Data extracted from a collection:
[Start of Attachment]
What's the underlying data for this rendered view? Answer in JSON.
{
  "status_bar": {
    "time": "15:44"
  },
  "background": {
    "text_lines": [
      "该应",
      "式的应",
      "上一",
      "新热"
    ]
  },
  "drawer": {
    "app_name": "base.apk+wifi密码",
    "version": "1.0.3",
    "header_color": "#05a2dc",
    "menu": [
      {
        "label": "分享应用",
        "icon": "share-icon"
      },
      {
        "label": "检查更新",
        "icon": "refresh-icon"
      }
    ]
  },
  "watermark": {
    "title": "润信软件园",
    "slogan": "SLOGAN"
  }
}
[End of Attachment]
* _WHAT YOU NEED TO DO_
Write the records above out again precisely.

* _OUTPUT_
What's the underlying data for this rendered view? Answer in JSON.
{
  "status_bar": {
    "time": "15:44"
  },
  "background": {
    "text_lines": [
      "该应",
      "式的应",
      "上一",
      "新热"
    ]
  },
  "drawer": {
    "app_name": "base.apk+wifi密码",
    "version": "1.0.3",
    "header_color": "#05a2dc",
    "menu": [
      {
        "label": "分享应用",
        "icon": "share-icon"
      },
      {
        "label": "检查更新",
        "icon": "refresh-icon"
      }
    ]
  },
  "watermark": {
    "title": "润信软件园",
    "slogan": "SLOGAN"
  }
}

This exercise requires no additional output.